● Exercise: Show all lines from the data that include the word "selected".

[[ Given information, beginning ]]

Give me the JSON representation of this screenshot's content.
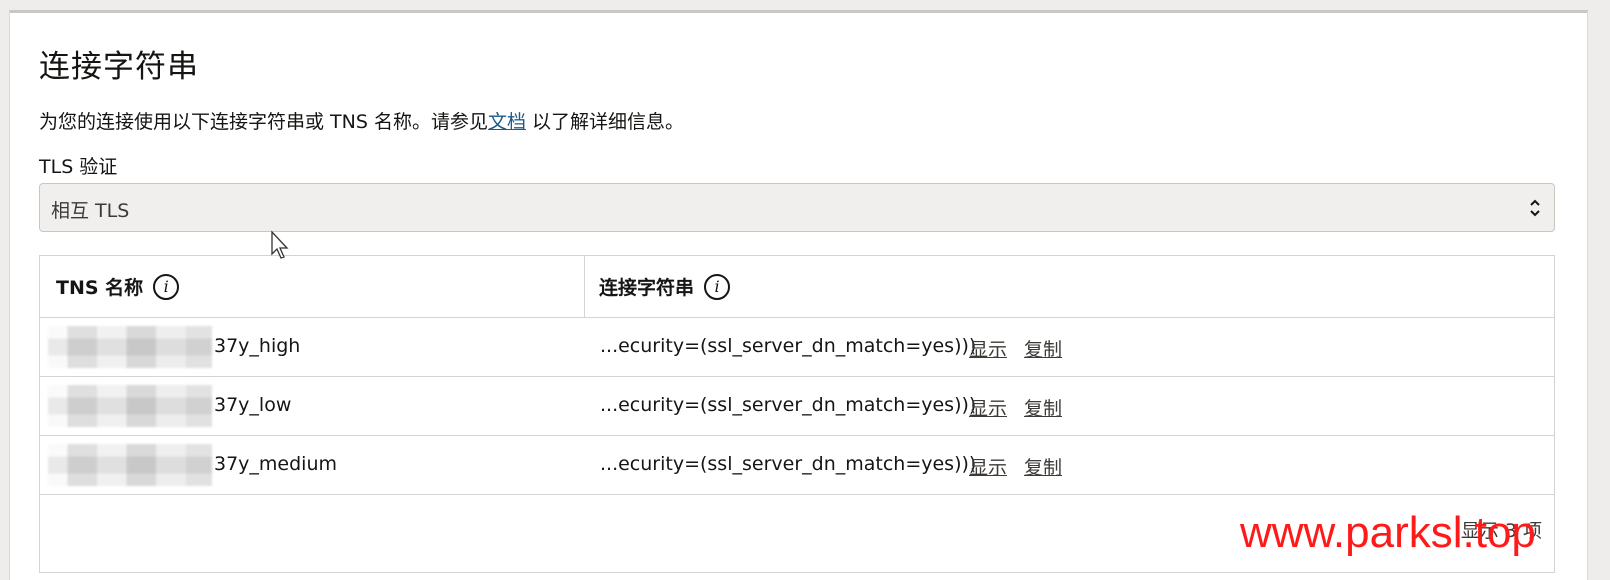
{
  "page": {
    "title": "连接字符串",
    "description_prefix": "为您的连接使用以下连接字符串或 TNS 名称。请参见",
    "description_link": "文档",
    "description_suffix": " 以了解详细信息。"
  },
  "tls": {
    "label": "TLS 验证",
    "selected": "相互 TLS"
  },
  "table": {
    "columns": [
      "TNS 名称",
      "连接字符串"
    ],
    "rows": [
      {
        "tns_name": "37y_high",
        "connection": "...ecurity=(ssl_server_dn_match=yes)))",
        "show": "显示",
        "copy": "复制"
      },
      {
        "tns_name": "37y_low",
        "connection": "...ecurity=(ssl_server_dn_match=yes)))",
        "show": "显示",
        "copy": "复制"
      },
      {
        "tns_name": "37y_medium",
        "connection": "...ecurity=(ssl_server_dn_match=yes)))",
        "show": "显示",
        "copy": "复制"
      }
    ],
    "count_label": "显示 3 项"
  },
  "watermark": "www.parksl.top",
  "colors": {
    "link": "#1a5c8a",
    "watermark": "#ff1a1a",
    "select_bg": "#f1efed"
  },
  "icons": {
    "info": "info-icon",
    "select_chevron": "updown-chevron-icon",
    "cursor": "mouse-pointer-icon"
  }
}
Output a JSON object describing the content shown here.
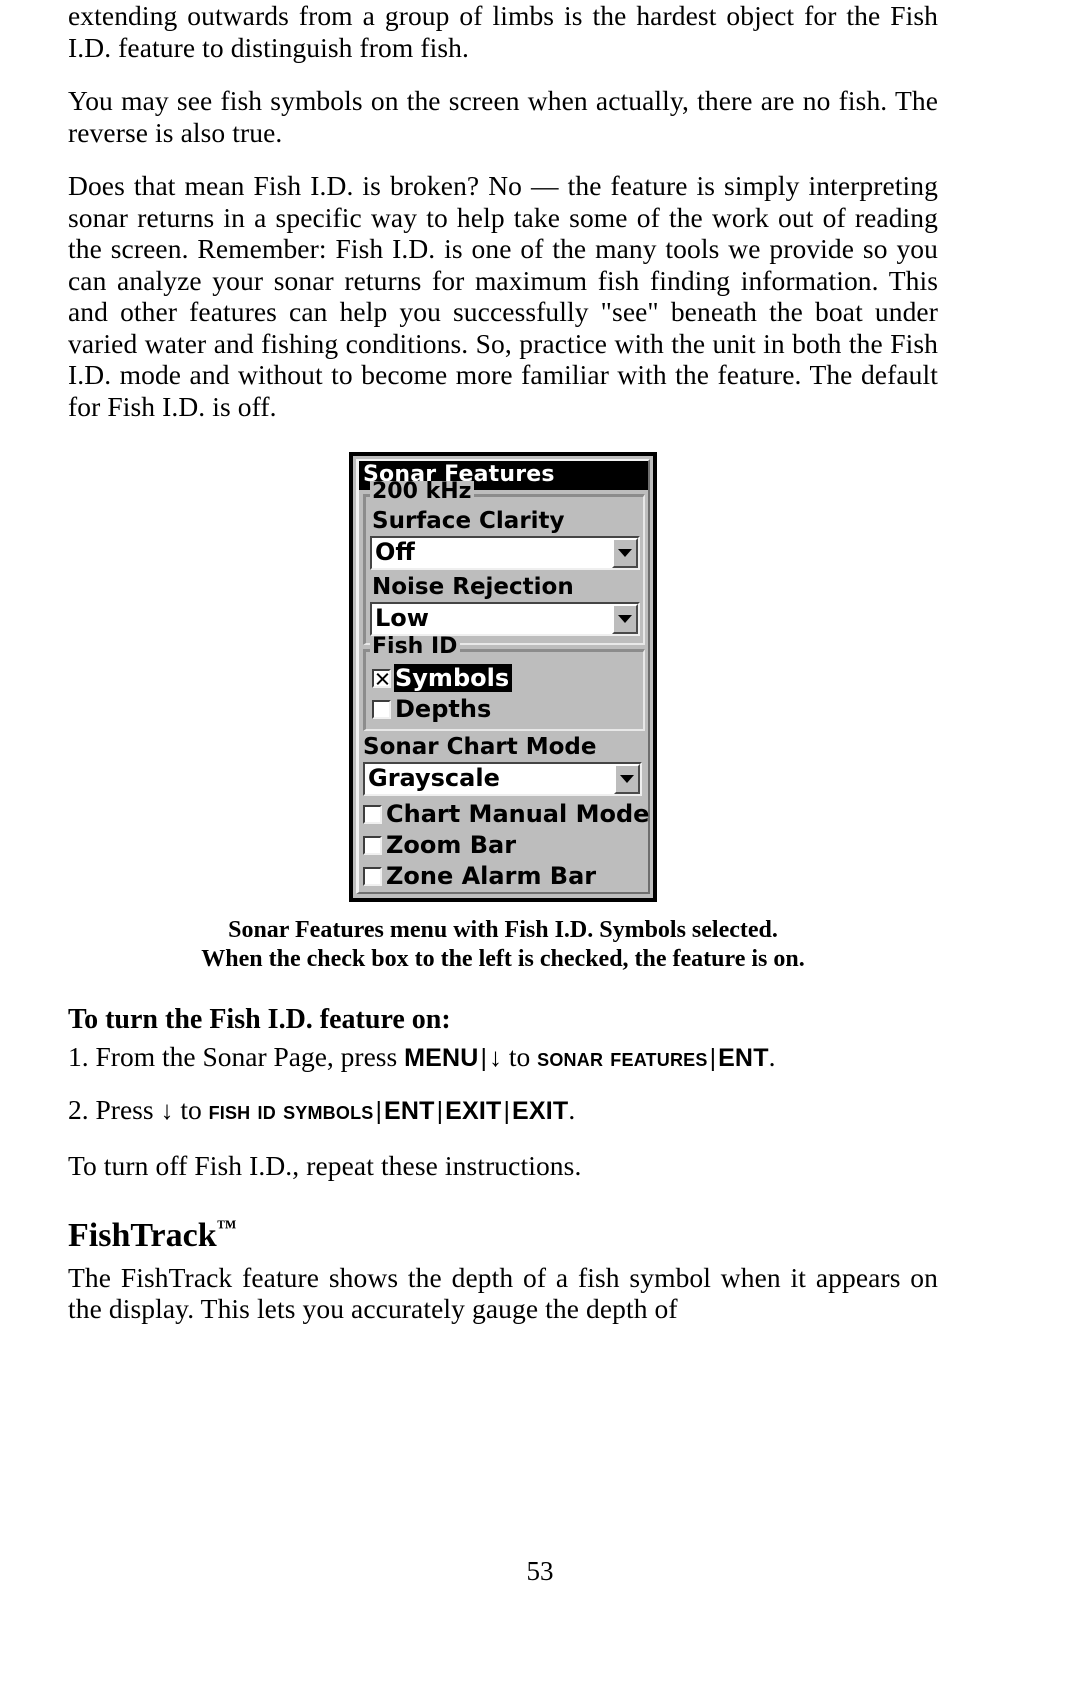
{
  "page": {
    "number": "53"
  },
  "paragraphs": {
    "p1": "extending outwards from a group of limbs is the hardest object for the Fish I.D. feature to distinguish from fish.",
    "p2": "You may see fish symbols on the screen when actually, there are no fish. The reverse is also true.",
    "p3": "Does that mean Fish I.D. is broken? No — the feature is simply interpreting sonar returns in a specific way to help take some of the work out of reading the screen. Remember: Fish I.D. is one of the many tools we provide so you can analyze your sonar returns for maximum fish finding information. This and other features can help you successfully \"see\" beneath the boat under varied water and fishing conditions. So, practice with the unit in both the Fish I.D. mode and without to become more familiar with the feature. The default for Fish I.D. is off.",
    "p_turnoff": "To turn off Fish I.D., repeat these instructions.",
    "p_fishtrack": "The FishTrack feature shows the depth of a fish symbol when it appears on the display. This lets you accurately gauge the depth of"
  },
  "device_dialog": {
    "title": "Sonar Features",
    "group_frequency": {
      "label": "200 kHz",
      "fields": [
        {
          "label": "Surface Clarity",
          "value": "Off",
          "icon": "chevron-down-icon"
        },
        {
          "label": "Noise Rejection",
          "value": "Low",
          "icon": "chevron-down-icon"
        }
      ]
    },
    "group_fish_id": {
      "label": "Fish ID",
      "checkboxes": [
        {
          "label": "Symbols",
          "checked": true,
          "selected": true
        },
        {
          "label": "Depths",
          "checked": false,
          "selected": false
        }
      ]
    },
    "chart_mode": {
      "label": "Sonar Chart Mode",
      "value": "Grayscale",
      "icon": "chevron-down-icon"
    },
    "bottom_checkboxes": [
      {
        "label": "Chart Manual Mode",
        "checked": false
      },
      {
        "label": "Zoom Bar",
        "checked": false
      },
      {
        "label": "Zone Alarm Bar",
        "checked": false
      }
    ],
    "colors": {
      "face": "#bdbdbd",
      "title_bg": "#000000",
      "title_fg": "#ffffff",
      "field_bg": "#ffffff"
    }
  },
  "caption": {
    "line1": "Sonar Features menu with Fish I.D. Symbols selected.",
    "line2": "When the check box to the left is checked, the feature is on."
  },
  "instructions": {
    "heading": "To turn the Fish I.D. feature on:",
    "step1": {
      "lead": "1. From the Sonar Page, press ",
      "key1": "MENU",
      "sep1": "|",
      "arrow": "↓",
      "mid": " to ",
      "target": "Sonar Features",
      "sep2": "|",
      "key2": "ENT",
      "end": "."
    },
    "step2": {
      "lead": "2. Press ",
      "arrow": "↓",
      "mid": " to ",
      "target": "Fish ID Symbols",
      "sep1": "|",
      "key1": "ENT",
      "sep2": "|",
      "key2": "EXIT",
      "sep3": "|",
      "key3": "EXIT",
      "end": "."
    }
  },
  "section": {
    "title": "FishTrack",
    "tm": "™"
  }
}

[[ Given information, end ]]

● Solution to the problem:
    "selected": "相互 TLS"
          "selected": true
          "selected": false
    "line1": "Sonar Features menu with Fish I.D. Symbols selected.",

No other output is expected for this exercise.